Just finished another book that satisfies my Gaia/nature reading challenge; The Hidden Life of Trees by Peter Wohlleben. Wohlleben certainly makes accessible the incredibly complex world of the natural environment, he makes visible the normally unseen connections that allow forests to function as complex organisms, explaining notions like the “wood wide web”, a complex system that sees fungi acting as a facilitating organism allowing for species reciprocity and communication. In this age, a better knowledge of how the natural world works is crucial if we are to survive the challenges we are currently facing. Books like this one allow us to be better informed, in order to adapt to our changing environment. He writes in direct easy to understand prose, utilising short chapters to convey complex ideas in a very accessible way.
Essentially Wohlleben draws on the groundbreaking research of Suzanne Simard who coined the term “wood wide web” and developed the notion of “mother trees”. Wohlleben is himself a forester who uses his lifetime of observation as the basis for much of what he is explaining. Perhaps the tendency to anthropomorphize leaves the author open to the criticism of bias and unscientific method but anthropomorphism is also a useful tool in explaining a life form that is indeed quite complex and in many respects very alien to us. Certainly, trees exist on a time frame we find hard to relate to, with centuries-long life spans. The idea of the “wood wide web” is itself a very tidy one, that effectively communicates the complexity of forest systems and their dependence on facilitator species like fungi.
How forests can control rainfall and weather is also explained by Wohlleben, this time drawing on the idea of the biotic pump theorised by the Russian scientist Anastassia Makarieva. Essentially the idea is that forests draw rainfall inland. Destroy forests and you undermine rainfall, as Wohlleben points out the evidence for forest-related drying is already evidenced in Brazil. I found that particular chapter fascinating and I could not help but wonder how the current destruction of east coast forest by bushfires could impact on subsequent rainfall in coming seasons here. The book did seem particularly Eurocentric or at least Northern hemisphere focused, which left me wondering about Australian Sclerophyll forest and any differences or similarities that might exist. After reading The Hidden Life of Trees, I am left marvelling at how complex and mysterious the world really is.

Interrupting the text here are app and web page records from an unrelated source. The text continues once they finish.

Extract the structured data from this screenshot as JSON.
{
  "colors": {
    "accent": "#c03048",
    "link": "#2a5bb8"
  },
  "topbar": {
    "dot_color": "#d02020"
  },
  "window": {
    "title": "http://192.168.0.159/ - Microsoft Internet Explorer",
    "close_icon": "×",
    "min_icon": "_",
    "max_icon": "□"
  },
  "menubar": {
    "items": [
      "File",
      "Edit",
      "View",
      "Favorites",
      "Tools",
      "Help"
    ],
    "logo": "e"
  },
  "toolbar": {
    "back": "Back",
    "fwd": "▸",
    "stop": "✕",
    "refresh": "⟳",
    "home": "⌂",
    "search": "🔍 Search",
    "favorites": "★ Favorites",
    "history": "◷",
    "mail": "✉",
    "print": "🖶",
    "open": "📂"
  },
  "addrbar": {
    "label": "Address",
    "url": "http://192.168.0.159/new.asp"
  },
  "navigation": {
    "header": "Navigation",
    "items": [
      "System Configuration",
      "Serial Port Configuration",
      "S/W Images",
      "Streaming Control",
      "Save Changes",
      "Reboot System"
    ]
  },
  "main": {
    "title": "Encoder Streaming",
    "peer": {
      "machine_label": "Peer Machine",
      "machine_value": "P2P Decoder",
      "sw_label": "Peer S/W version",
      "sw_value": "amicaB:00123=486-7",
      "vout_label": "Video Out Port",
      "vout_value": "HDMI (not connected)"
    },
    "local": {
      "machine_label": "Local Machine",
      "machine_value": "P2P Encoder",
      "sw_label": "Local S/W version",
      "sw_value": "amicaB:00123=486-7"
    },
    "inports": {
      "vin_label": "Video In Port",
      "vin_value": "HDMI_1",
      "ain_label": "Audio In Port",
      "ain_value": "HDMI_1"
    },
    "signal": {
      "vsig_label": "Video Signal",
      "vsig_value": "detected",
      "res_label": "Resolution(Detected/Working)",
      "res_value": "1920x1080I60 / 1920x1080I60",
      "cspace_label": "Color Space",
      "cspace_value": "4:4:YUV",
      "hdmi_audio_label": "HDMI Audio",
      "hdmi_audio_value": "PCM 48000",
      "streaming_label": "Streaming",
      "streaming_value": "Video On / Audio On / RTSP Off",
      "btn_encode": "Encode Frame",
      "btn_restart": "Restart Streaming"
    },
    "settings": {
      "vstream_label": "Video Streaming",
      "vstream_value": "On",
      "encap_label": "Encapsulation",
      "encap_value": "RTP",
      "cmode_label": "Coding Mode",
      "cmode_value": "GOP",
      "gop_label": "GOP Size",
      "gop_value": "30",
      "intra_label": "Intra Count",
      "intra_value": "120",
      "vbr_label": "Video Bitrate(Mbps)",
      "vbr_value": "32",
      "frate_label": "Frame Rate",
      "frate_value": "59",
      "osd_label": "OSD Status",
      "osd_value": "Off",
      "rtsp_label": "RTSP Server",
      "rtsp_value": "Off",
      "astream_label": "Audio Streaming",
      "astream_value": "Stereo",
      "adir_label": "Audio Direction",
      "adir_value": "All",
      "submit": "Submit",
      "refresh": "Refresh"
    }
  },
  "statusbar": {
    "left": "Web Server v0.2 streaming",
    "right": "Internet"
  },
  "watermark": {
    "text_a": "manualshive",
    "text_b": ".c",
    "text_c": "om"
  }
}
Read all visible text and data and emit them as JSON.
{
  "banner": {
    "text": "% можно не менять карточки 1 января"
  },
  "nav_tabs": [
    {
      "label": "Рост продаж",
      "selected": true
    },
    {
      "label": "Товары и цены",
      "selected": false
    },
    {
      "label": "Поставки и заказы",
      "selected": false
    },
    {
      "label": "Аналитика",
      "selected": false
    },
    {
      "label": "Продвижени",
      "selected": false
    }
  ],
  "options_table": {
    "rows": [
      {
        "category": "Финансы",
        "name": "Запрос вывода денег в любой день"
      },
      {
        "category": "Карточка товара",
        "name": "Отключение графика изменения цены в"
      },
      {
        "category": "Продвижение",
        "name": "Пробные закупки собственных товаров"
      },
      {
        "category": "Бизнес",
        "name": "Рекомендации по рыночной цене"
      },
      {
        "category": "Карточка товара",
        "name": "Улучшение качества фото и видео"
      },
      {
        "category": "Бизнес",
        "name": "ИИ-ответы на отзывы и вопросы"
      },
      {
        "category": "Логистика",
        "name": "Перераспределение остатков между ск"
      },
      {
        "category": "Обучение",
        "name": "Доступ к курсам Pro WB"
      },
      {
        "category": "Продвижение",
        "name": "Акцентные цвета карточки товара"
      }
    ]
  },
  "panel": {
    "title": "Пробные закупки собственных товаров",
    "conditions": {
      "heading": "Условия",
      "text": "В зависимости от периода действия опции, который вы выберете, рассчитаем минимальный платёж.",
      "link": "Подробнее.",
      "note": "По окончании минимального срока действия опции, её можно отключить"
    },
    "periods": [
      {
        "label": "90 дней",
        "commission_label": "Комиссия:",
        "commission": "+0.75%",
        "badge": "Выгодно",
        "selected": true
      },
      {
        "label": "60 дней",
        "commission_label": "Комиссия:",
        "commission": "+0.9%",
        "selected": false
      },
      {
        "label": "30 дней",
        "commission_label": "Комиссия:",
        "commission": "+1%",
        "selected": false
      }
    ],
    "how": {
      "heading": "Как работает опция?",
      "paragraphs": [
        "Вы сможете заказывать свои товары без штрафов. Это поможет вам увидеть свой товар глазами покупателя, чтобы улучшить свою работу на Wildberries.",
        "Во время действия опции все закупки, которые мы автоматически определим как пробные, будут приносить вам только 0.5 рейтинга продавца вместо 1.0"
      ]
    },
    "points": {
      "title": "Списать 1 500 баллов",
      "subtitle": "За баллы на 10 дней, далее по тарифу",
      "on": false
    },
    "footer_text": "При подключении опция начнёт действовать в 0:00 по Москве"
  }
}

The Hidden Life of Trees has been on my radar since it came out but after reading the wonderful Overstory by Richard Powers last year it became a must read. Overstory won the Pulitzer Prize for fiction last year and the two books nicely complement each other. Overstory would also make a good choice for this reading challenge. Just finally, for interest sake I thought I would include one of Suzanne Simard’s TED talks: